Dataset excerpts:
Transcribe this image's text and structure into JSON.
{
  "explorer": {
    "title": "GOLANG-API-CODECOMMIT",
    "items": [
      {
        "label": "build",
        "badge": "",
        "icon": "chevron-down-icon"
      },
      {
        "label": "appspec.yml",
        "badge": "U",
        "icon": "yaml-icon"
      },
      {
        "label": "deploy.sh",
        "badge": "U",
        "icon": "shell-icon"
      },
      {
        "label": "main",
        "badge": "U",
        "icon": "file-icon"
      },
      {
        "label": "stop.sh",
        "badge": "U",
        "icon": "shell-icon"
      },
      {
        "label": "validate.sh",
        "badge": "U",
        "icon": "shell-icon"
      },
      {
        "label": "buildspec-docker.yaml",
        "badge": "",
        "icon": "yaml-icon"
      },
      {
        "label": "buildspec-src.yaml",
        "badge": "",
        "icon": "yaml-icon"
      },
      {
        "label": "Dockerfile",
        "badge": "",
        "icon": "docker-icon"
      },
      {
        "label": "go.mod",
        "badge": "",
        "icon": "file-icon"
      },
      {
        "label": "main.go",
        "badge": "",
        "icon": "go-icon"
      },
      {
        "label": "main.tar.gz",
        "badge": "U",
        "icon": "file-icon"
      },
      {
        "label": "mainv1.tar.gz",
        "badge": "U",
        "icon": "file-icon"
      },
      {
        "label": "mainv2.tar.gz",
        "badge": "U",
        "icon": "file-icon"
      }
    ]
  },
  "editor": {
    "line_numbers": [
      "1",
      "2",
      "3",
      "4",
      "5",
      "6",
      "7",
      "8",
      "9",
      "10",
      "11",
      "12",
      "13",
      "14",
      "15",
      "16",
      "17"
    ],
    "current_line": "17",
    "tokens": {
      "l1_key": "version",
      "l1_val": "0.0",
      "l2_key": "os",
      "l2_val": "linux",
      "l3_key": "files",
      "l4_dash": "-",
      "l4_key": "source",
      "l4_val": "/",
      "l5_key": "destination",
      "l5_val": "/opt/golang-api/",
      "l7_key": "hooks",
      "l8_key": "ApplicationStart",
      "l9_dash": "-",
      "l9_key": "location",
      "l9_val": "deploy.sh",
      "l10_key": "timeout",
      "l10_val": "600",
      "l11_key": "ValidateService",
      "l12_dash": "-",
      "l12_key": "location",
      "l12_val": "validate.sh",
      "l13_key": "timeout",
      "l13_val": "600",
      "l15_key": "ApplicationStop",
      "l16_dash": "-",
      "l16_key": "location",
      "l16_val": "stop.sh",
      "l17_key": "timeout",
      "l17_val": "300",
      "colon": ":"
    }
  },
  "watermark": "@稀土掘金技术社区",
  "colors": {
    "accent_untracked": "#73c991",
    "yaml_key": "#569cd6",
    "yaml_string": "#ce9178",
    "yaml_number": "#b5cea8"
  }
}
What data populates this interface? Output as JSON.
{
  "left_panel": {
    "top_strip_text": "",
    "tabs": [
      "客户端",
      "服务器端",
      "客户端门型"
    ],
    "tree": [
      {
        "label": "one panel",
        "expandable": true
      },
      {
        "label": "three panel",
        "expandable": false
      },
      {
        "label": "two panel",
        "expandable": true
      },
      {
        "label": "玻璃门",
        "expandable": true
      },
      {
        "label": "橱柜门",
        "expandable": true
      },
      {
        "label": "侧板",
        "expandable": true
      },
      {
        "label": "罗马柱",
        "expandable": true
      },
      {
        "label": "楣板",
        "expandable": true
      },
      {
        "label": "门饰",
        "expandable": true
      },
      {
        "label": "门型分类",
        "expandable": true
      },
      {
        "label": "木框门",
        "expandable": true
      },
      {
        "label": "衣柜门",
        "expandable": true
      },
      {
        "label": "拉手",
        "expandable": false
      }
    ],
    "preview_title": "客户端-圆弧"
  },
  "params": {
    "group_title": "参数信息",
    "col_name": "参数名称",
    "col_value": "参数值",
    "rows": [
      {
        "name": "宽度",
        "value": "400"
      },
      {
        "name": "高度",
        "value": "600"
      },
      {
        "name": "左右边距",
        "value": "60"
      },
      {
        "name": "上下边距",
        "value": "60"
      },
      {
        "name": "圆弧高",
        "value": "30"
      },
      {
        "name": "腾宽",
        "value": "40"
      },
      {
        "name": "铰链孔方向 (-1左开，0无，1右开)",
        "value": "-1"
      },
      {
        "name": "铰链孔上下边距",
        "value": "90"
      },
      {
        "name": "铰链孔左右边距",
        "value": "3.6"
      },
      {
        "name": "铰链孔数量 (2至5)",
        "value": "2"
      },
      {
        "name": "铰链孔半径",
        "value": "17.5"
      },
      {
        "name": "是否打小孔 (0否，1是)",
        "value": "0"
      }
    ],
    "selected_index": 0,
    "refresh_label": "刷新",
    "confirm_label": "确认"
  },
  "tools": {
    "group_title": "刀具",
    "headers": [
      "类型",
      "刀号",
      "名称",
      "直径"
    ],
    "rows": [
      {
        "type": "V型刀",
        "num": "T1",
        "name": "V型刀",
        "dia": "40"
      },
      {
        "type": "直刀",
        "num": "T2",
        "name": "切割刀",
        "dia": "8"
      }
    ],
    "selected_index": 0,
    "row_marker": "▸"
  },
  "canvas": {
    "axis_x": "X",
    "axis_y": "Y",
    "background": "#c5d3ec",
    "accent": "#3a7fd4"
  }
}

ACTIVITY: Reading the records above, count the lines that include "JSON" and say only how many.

EXPECTED ANSWER: 2